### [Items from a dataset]
= = = =

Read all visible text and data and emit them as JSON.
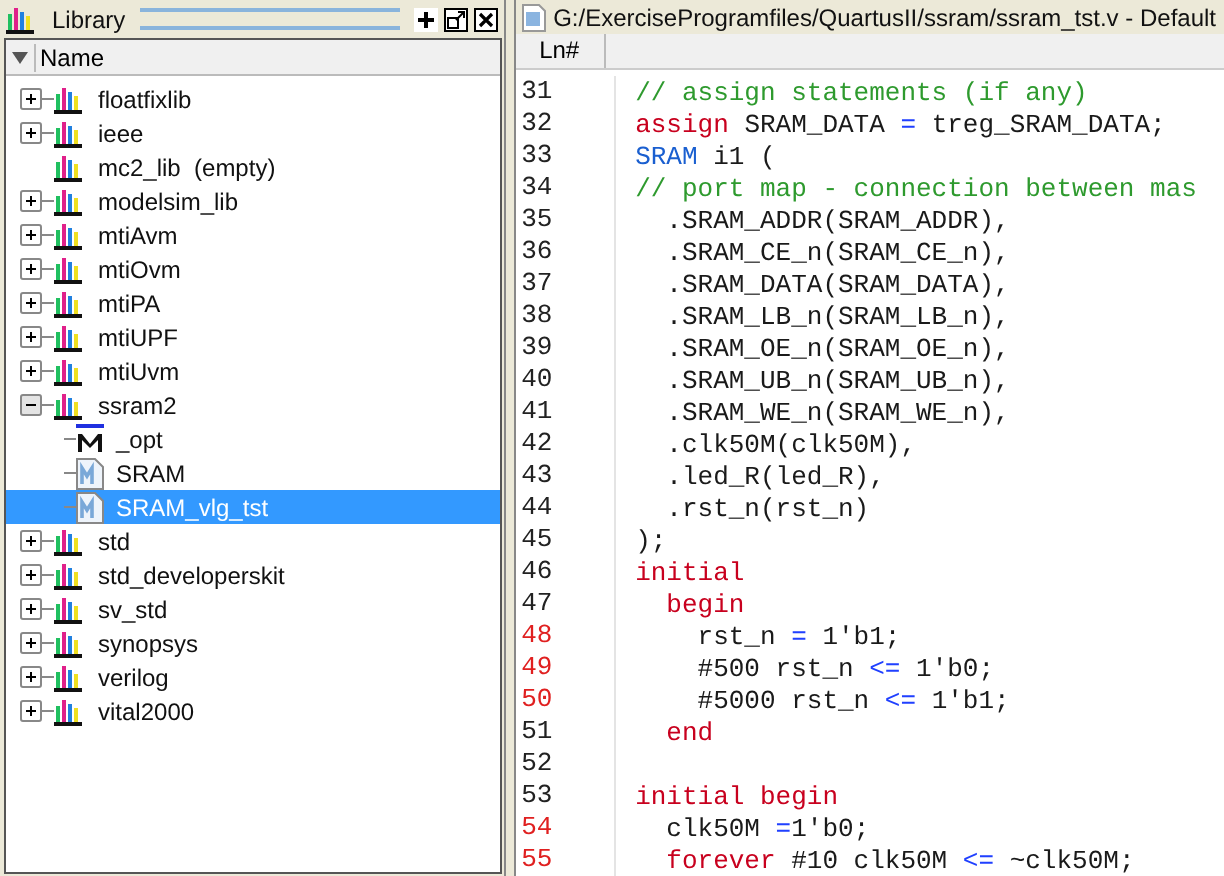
{
  "library_panel": {
    "title": "Library",
    "column_header": "Name",
    "items": [
      {
        "label": "floatfixlib",
        "kind": "library",
        "expanded": false,
        "selected": false
      },
      {
        "label": "ieee",
        "kind": "library",
        "expanded": false,
        "selected": false
      },
      {
        "label": "mc2_lib  (empty)",
        "kind": "library",
        "selected": false
      },
      {
        "label": "modelsim_lib",
        "kind": "library",
        "expanded": false,
        "selected": false
      },
      {
        "label": "mtiAvm",
        "kind": "library",
        "expanded": false,
        "selected": false
      },
      {
        "label": "mtiOvm",
        "kind": "library",
        "expanded": false,
        "selected": false
      },
      {
        "label": "mtiPA",
        "kind": "library",
        "expanded": false,
        "selected": false
      },
      {
        "label": "mtiUPF",
        "kind": "library",
        "expanded": false,
        "selected": false
      },
      {
        "label": "mtiUvm",
        "kind": "library",
        "expanded": false,
        "selected": false
      },
      {
        "label": "ssram2",
        "kind": "library",
        "expanded": true,
        "selected": false,
        "children": [
          {
            "label": "_opt",
            "kind": "optimized",
            "selected": false
          },
          {
            "label": "SRAM",
            "kind": "module",
            "selected": false
          },
          {
            "label": "SRAM_vlg_tst",
            "kind": "module",
            "selected": true
          }
        ]
      },
      {
        "label": "std",
        "kind": "library",
        "expanded": false,
        "selected": false
      },
      {
        "label": "std_developerskit",
        "kind": "library",
        "expanded": false,
        "selected": false
      },
      {
        "label": "sv_std",
        "kind": "library",
        "expanded": false,
        "selected": false
      },
      {
        "label": "synopsys",
        "kind": "library",
        "expanded": false,
        "selected": false
      },
      {
        "label": "verilog",
        "kind": "library",
        "expanded": false,
        "selected": false
      },
      {
        "label": "vital2000",
        "kind": "library",
        "expanded": false,
        "selected": false
      }
    ]
  },
  "editor": {
    "title": "G:/ExerciseProgramfiles/QuartusII/ssram/ssram_tst.v - Default",
    "line_header": "Ln#",
    "lines": [
      {
        "number": "31",
        "marked": false,
        "tokens": [
          {
            "kind": "comment",
            "text": "// assign statements (if any)"
          }
        ]
      },
      {
        "number": "32",
        "marked": false,
        "tokens": [
          {
            "kind": "keyword",
            "text": "assign"
          },
          {
            "kind": "plain",
            "text": " SRAM_DATA "
          },
          {
            "kind": "operator",
            "text": "="
          },
          {
            "kind": "plain",
            "text": " treg_SRAM_DATA;"
          }
        ]
      },
      {
        "number": "33",
        "marked": false,
        "tokens": [
          {
            "kind": "type",
            "text": "SRAM"
          },
          {
            "kind": "plain",
            "text": " i1 ("
          }
        ]
      },
      {
        "number": "34",
        "marked": false,
        "tokens": [
          {
            "kind": "comment",
            "text": "// port map - connection between mas"
          }
        ]
      },
      {
        "number": "35",
        "marked": false,
        "tokens": [
          {
            "kind": "plain",
            "text": "  .SRAM_ADDR(SRAM_ADDR),"
          }
        ]
      },
      {
        "number": "36",
        "marked": false,
        "tokens": [
          {
            "kind": "plain",
            "text": "  .SRAM_CE_n(SRAM_CE_n),"
          }
        ]
      },
      {
        "number": "37",
        "marked": false,
        "tokens": [
          {
            "kind": "plain",
            "text": "  .SRAM_DATA(SRAM_DATA),"
          }
        ]
      },
      {
        "number": "38",
        "marked": false,
        "tokens": [
          {
            "kind": "plain",
            "text": "  .SRAM_LB_n(SRAM_LB_n),"
          }
        ]
      },
      {
        "number": "39",
        "marked": false,
        "tokens": [
          {
            "kind": "plain",
            "text": "  .SRAM_OE_n(SRAM_OE_n),"
          }
        ]
      },
      {
        "number": "40",
        "marked": false,
        "tokens": [
          {
            "kind": "plain",
            "text": "  .SRAM_UB_n(SRAM_UB_n),"
          }
        ]
      },
      {
        "number": "41",
        "marked": false,
        "tokens": [
          {
            "kind": "plain",
            "text": "  .SRAM_WE_n(SRAM_WE_n),"
          }
        ]
      },
      {
        "number": "42",
        "marked": false,
        "tokens": [
          {
            "kind": "plain",
            "text": "  .clk50M(clk50M),"
          }
        ]
      },
      {
        "number": "43",
        "marked": false,
        "tokens": [
          {
            "kind": "plain",
            "text": "  .led_R(led_R),"
          }
        ]
      },
      {
        "number": "44",
        "marked": false,
        "tokens": [
          {
            "kind": "plain",
            "text": "  .rst_n(rst_n)"
          }
        ]
      },
      {
        "number": "45",
        "marked": false,
        "tokens": [
          {
            "kind": "plain",
            "text": ");"
          }
        ]
      },
      {
        "number": "46",
        "marked": false,
        "tokens": [
          {
            "kind": "keyword",
            "text": "initial"
          }
        ]
      },
      {
        "number": "47",
        "marked": false,
        "tokens": [
          {
            "kind": "keyword",
            "text": "  begin"
          }
        ]
      },
      {
        "number": "48",
        "marked": true,
        "tokens": [
          {
            "kind": "plain",
            "text": "    rst_n "
          },
          {
            "kind": "operator",
            "text": "="
          },
          {
            "kind": "plain",
            "text": " 1'b1;"
          }
        ]
      },
      {
        "number": "49",
        "marked": true,
        "tokens": [
          {
            "kind": "plain",
            "text": "    #500 rst_n "
          },
          {
            "kind": "operator",
            "text": "<="
          },
          {
            "kind": "plain",
            "text": " 1'b0;"
          }
        ]
      },
      {
        "number": "50",
        "marked": true,
        "tokens": [
          {
            "kind": "plain",
            "text": "    #5000 rst_n "
          },
          {
            "kind": "operator",
            "text": "<="
          },
          {
            "kind": "plain",
            "text": " 1'b1;"
          }
        ]
      },
      {
        "number": "51",
        "marked": false,
        "tokens": [
          {
            "kind": "keyword",
            "text": "  end"
          }
        ]
      },
      {
        "number": "52",
        "marked": false
      },
      {
        "number": "53",
        "marked": false,
        "tokens": [
          {
            "kind": "keyword",
            "text": "initial begin"
          }
        ]
      },
      {
        "number": "54",
        "marked": true,
        "tokens": [
          {
            "kind": "plain",
            "text": "  clk50M "
          },
          {
            "kind": "operator",
            "text": "="
          },
          {
            "kind": "plain",
            "text": "1'b0;"
          }
        ]
      },
      {
        "number": "55",
        "marked": true,
        "tokens": [
          {
            "kind": "keyword",
            "text": "  forever"
          },
          {
            "kind": "plain",
            "text": " #10 clk50M "
          },
          {
            "kind": "operator",
            "text": "<="
          },
          {
            "kind": "plain",
            "text": " ~clk50M;"
          }
        ]
      }
    ]
  }
}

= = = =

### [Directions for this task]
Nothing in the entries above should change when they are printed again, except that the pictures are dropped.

### [Exercise answer]
Read all visible text and data and emit them as JSON.
{
  "library_panel": {
    "title": "Library",
    "column_header": "Name",
    "items": [
      {
        "label": "floatfixlib",
        "kind": "library",
        "expanded": false,
        "selected": false
      },
      {
        "label": "ieee",
        "kind": "library",
        "expanded": false,
        "selected": false
      },
      {
        "label": "mc2_lib  (empty)",
        "kind": "library",
        "selected": false
      },
      {
        "label": "modelsim_lib",
        "kind": "library",
        "expanded": false,
        "selected": false
      },
      {
        "label": "mtiAvm",
        "kind": "library",
        "expanded": false,
        "selected": false
      },
      {
        "label": "mtiOvm",
        "kind": "library",
        "expanded": false,
        "selected": false
      },
      {
        "label": "mtiPA",
        "kind": "library",
        "expanded": false,
        "selected": false
      },
      {
        "label": "mtiUPF",
        "kind": "library",
        "expanded": false,
        "selected": false
      },
      {
        "label": "mtiUvm",
        "kind": "library",
        "expanded": false,
        "selected": false
      },
      {
        "label": "ssram2",
        "kind": "library",
        "expanded": true,
        "selected": false,
        "children": [
          {
            "label": "_opt",
            "kind": "optimized",
            "selected": false
          },
          {
            "label": "SRAM",
            "kind": "module",
            "selected": false
          },
          {
            "label": "SRAM_vlg_tst",
            "kind": "module",
            "selected": true
          }
        ]
      },
      {
        "label": "std",
        "kind": "library",
        "expanded": false,
        "selected": false
      },
      {
        "label": "std_developerskit",
        "kind": "library",
        "expanded": false,
        "selected": false
      },
      {
        "label": "sv_std",
        "kind": "library",
        "expanded": false,
        "selected": false
      },
      {
        "label": "synopsys",
        "kind": "library",
        "expanded": false,
        "selected": false
      },
      {
        "label": "verilog",
        "kind": "library",
        "expanded": false,
        "selected": false
      },
      {
        "label": "vital2000",
        "kind": "library",
        "expanded": false,
        "selected": false
      }
    ]
  },
  "editor": {
    "title": "G:/ExerciseProgramfiles/QuartusII/ssram/ssram_tst.v - Default",
    "line_header": "Ln#",
    "lines": [
      {
        "number": "31",
        "marked": false,
        "tokens": [
          {
            "kind": "comment",
            "text": "// assign statements (if any)"
          }
        ]
      },
      {
        "number": "32",
        "marked": false,
        "tokens": [
          {
            "kind": "keyword",
            "text": "assign"
          },
          {
            "kind": "plain",
            "text": " SRAM_DATA "
          },
          {
            "kind": "operator",
            "text": "="
          },
          {
            "kind": "plain",
            "text": " treg_SRAM_DATA;"
          }
        ]
      },
      {
        "number": "33",
        "marked": false,
        "tokens": [
          {
            "kind": "type",
            "text": "SRAM"
          },
          {
            "kind": "plain",
            "text": " i1 ("
          }
        ]
      },
      {
        "number": "34",
        "marked": false,
        "tokens": [
          {
            "kind": "comment",
            "text": "// port map - connection between mas"
          }
        ]
      },
      {
        "number": "35",
        "marked": false,
        "tokens": [
          {
            "kind": "plain",
            "text": "  .SRAM_ADDR(SRAM_ADDR),"
          }
        ]
      },
      {
        "number": "36",
        "marked": false,
        "tokens": [
          {
            "kind": "plain",
            "text": "  .SRAM_CE_n(SRAM_CE_n),"
          }
        ]
      },
      {
        "number": "37",
        "marked": false,
        "tokens": [
          {
            "kind": "plain",
            "text": "  .SRAM_DATA(SRAM_DATA),"
          }
        ]
      },
      {
        "number": "38",
        "marked": false,
        "tokens": [
          {
            "kind": "plain",
            "text": "  .SRAM_LB_n(SRAM_LB_n),"
          }
        ]
      },
      {
        "number": "39",
        "marked": false,
        "tokens": [
          {
            "kind": "plain",
            "text": "  .SRAM_OE_n(SRAM_OE_n),"
          }
        ]
      },
      {
        "number": "40",
        "marked": false,
        "tokens": [
          {
            "kind": "plain",
            "text": "  .SRAM_UB_n(SRAM_UB_n),"
          }
        ]
      },
      {
        "number": "41",
        "marked": false,
        "tokens": [
          {
            "kind": "plain",
            "text": "  .SRAM_WE_n(SRAM_WE_n),"
          }
        ]
      },
      {
        "number": "42",
        "marked": false,
        "tokens": [
          {
            "kind": "plain",
            "text": "  .clk50M(clk50M),"
          }
        ]
      },
      {
        "number": "43",
        "marked": false,
        "tokens": [
          {
            "kind": "plain",
            "text": "  .led_R(led_R),"
          }
        ]
      },
      {
        "number": "44",
        "marked": false,
        "tokens": [
          {
            "kind": "plain",
            "text": "  .rst_n(rst_n)"
          }
        ]
      },
      {
        "number": "45",
        "marked": false,
        "tokens": [
          {
            "kind": "plain",
            "text": ");"
          }
        ]
      },
      {
        "number": "46",
        "marked": false,
        "tokens": [
          {
            "kind": "keyword",
            "text": "initial"
          }
        ]
      },
      {
        "number": "47",
        "marked": false,
        "tokens": [
          {
            "kind": "keyword",
            "text": "  begin"
          }
        ]
      },
      {
        "number": "48",
        "marked": true,
        "tokens": [
          {
            "kind": "plain",
            "text": "    rst_n "
          },
          {
            "kind": "operator",
            "text": "="
          },
          {
            "kind": "plain",
            "text": " 1'b1;"
          }
        ]
      },
      {
        "number": "49",
        "marked": true,
        "tokens": [
          {
            "kind": "plain",
            "text": "    #500 rst_n "
          },
          {
            "kind": "operator",
            "text": "<="
          },
          {
            "kind": "plain",
            "text": " 1'b0;"
          }
        ]
      },
      {
        "number": "50",
        "marked": true,
        "tokens": [
          {
            "kind": "plain",
            "text": "    #5000 rst_n "
          },
          {
            "kind": "operator",
            "text": "<="
          },
          {
            "kind": "plain",
            "text": " 1'b1;"
          }
        ]
      },
      {
        "number": "51",
        "marked": false,
        "tokens": [
          {
            "kind": "keyword",
            "text": "  end"
          }
        ]
      },
      {
        "number": "52",
        "marked": false
      },
      {
        "number": "53",
        "marked": false,
        "tokens": [
          {
            "kind": "keyword",
            "text": "initial begin"
          }
        ]
      },
      {
        "number": "54",
        "marked": true,
        "tokens": [
          {
            "kind": "plain",
            "text": "  clk50M "
          },
          {
            "kind": "operator",
            "text": "="
          },
          {
            "kind": "plain",
            "text": "1'b0;"
          }
        ]
      },
      {
        "number": "55",
        "marked": true,
        "tokens": [
          {
            "kind": "keyword",
            "text": "  forever"
          },
          {
            "kind": "plain",
            "text": " #10 clk50M "
          },
          {
            "kind": "operator",
            "text": "<="
          },
          {
            "kind": "plain",
            "text": " ~clk50M;"
          }
        ]
      }
    ]
  }
}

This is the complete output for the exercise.